U.S. Classification324/750.23, 324/762.05, 324/750.25
International ClassificationG01R31/26
Cooperative ClassificationG01R31/2648, G01R31/2831, H01L21/6838
European ClassificationG01R31/28E11
Legal Events
DateCodeEventDescription
Jun 17, 2014FPExpired due to failure to pay maintenance fee
Effective date: 20140425
Apr 25, 2014LAPSLapse for failure to pay maintenance fees
Dec 6, 2013REMIMaintenance fee reminder mailed
Jan 8, 2010SULPSurcharge for late payment

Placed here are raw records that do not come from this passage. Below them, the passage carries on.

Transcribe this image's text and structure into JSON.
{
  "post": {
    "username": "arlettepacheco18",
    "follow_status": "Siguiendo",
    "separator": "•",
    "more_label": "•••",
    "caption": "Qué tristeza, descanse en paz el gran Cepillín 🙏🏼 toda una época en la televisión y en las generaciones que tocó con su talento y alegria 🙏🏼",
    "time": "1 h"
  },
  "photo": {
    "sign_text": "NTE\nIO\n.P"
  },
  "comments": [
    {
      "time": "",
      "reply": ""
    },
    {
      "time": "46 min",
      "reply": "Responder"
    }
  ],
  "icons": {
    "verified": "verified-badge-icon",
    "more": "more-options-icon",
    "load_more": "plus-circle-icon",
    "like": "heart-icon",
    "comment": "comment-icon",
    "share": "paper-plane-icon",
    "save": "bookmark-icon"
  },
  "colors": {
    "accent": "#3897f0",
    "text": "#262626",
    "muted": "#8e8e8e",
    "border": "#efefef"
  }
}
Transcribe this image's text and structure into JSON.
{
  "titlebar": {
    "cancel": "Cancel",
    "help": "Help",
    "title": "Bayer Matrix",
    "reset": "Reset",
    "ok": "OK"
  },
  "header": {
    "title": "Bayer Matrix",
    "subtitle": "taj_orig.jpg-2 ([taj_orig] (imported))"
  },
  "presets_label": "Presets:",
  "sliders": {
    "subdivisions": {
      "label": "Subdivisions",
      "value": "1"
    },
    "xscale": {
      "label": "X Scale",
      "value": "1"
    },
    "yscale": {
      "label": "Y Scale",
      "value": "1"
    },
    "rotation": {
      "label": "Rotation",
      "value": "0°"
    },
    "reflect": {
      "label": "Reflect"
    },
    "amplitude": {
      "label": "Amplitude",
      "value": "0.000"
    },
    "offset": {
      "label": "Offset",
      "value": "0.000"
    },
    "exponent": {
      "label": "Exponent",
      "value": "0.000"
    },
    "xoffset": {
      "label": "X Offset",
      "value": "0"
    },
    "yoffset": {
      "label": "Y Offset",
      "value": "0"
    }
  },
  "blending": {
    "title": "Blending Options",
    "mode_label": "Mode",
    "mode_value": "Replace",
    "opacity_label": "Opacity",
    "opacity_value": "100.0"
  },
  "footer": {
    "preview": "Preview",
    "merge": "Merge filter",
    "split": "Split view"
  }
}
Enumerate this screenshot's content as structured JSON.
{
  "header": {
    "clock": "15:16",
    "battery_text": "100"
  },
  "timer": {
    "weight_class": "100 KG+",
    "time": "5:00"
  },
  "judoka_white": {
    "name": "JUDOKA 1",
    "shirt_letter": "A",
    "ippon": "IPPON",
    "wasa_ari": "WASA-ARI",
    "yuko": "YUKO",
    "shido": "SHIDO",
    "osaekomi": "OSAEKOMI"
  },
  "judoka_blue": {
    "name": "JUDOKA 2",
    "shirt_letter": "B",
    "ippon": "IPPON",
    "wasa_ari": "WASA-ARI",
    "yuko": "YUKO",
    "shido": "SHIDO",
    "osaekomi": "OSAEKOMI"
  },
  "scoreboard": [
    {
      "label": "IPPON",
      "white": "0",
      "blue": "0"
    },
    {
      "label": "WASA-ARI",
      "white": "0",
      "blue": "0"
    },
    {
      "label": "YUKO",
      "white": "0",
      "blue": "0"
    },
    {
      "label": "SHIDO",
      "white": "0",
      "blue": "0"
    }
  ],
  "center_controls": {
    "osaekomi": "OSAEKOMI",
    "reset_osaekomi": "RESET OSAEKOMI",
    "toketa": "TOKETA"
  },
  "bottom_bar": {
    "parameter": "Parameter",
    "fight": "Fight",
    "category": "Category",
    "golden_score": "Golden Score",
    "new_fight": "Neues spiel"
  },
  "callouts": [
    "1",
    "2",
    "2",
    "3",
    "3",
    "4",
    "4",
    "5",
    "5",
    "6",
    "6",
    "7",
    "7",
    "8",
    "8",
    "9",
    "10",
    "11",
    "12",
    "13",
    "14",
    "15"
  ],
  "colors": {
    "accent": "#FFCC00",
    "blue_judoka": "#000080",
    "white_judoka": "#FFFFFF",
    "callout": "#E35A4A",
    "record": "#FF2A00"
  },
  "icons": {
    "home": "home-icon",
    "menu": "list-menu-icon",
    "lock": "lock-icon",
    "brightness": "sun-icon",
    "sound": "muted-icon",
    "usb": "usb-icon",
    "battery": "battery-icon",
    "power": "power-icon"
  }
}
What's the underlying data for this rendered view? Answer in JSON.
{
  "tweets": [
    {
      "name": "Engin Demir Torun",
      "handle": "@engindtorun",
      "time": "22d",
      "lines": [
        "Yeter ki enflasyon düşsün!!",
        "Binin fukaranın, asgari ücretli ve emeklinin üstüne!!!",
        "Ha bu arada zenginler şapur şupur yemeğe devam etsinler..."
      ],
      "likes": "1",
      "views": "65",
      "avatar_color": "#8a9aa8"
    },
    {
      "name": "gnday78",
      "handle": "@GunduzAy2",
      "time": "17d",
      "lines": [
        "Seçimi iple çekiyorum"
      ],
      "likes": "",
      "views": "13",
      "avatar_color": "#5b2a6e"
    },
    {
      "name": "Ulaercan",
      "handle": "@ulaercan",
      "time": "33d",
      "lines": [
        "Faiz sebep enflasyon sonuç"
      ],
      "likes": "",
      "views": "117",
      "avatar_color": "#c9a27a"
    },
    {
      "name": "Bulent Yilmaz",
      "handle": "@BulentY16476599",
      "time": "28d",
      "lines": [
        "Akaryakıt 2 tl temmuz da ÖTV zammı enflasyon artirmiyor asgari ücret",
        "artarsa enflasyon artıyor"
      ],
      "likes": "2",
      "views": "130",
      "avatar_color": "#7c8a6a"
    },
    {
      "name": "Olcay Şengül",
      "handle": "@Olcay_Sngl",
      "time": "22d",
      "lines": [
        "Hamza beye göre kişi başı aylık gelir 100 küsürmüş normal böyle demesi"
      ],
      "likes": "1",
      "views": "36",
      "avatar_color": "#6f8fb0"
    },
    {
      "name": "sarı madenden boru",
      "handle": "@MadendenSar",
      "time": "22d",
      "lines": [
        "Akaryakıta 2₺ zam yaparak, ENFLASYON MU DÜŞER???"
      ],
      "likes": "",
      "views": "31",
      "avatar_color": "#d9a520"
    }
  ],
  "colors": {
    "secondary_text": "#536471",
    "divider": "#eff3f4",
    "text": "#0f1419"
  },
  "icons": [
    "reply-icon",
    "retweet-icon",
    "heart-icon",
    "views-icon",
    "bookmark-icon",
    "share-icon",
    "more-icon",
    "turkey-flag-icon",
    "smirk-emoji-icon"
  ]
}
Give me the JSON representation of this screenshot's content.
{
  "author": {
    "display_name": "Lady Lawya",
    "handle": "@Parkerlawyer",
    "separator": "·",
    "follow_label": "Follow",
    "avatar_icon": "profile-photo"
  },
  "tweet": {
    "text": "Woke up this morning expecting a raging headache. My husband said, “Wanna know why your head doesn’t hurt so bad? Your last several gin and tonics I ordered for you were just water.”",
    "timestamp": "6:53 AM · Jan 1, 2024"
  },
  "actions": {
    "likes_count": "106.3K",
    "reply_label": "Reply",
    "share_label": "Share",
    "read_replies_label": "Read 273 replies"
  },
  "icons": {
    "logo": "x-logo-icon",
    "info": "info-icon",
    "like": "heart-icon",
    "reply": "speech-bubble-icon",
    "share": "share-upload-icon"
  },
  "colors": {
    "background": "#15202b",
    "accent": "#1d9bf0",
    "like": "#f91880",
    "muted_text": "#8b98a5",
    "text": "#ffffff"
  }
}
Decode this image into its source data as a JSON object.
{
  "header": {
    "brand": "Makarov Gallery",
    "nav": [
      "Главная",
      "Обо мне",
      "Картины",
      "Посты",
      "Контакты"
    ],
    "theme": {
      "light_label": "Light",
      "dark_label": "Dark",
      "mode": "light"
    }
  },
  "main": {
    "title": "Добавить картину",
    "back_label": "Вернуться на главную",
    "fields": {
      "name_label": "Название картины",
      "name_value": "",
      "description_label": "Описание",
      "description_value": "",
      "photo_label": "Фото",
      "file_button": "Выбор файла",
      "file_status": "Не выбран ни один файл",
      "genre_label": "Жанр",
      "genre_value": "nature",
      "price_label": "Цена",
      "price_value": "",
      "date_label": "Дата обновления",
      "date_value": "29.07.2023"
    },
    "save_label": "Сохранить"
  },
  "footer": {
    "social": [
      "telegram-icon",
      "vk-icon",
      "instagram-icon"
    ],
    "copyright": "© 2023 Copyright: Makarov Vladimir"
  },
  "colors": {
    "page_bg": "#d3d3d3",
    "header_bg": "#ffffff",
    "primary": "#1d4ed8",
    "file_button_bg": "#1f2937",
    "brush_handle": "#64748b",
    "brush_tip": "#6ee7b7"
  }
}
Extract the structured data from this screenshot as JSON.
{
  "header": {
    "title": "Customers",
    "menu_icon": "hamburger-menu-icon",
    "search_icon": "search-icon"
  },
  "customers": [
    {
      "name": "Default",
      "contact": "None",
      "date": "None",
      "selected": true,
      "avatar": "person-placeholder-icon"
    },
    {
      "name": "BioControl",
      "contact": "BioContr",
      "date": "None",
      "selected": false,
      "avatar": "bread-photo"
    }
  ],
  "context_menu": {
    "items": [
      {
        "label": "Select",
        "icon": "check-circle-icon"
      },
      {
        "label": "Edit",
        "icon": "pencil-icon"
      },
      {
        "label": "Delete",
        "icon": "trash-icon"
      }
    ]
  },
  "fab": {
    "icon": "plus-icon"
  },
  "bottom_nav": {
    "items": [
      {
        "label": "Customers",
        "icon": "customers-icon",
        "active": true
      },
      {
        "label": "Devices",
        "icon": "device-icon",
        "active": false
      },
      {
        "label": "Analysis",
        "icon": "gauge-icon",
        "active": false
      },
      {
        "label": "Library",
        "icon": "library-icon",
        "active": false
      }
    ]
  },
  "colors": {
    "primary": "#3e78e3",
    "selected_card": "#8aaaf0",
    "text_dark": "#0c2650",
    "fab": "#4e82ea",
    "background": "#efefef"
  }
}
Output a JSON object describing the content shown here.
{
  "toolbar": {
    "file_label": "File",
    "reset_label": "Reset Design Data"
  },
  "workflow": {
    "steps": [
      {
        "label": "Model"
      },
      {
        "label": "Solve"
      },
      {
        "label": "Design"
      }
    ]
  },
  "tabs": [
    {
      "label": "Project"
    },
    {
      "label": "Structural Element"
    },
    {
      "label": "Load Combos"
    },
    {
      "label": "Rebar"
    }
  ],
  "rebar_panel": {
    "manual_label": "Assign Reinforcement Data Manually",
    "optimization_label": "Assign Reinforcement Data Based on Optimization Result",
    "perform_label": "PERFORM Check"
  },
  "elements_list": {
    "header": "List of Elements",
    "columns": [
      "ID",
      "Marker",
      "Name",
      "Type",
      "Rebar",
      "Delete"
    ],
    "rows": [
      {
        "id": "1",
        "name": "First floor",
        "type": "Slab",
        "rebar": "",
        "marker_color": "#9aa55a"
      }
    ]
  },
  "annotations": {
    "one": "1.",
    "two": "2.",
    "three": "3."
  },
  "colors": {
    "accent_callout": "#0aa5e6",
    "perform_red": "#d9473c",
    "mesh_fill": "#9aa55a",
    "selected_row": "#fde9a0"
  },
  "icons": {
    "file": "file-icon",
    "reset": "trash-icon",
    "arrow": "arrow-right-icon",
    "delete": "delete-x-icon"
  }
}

Jan 8, 2010FPAYFee payment
Year of fee payment: 4
Nov 30, 2009REMIMaintenance fee reminder mailed
Jan 26, 2005ASAssignment
Owner name: AHBEE 2, A CALIFORNIA LIMITED PART, CALIFORNIA
Free format text: ASSIGNMENT OF ASSIGNORS INTEREST;ASSIGNOR:KOO, ANN;REEL/FRAME:016233/0796
Effective date: 20050118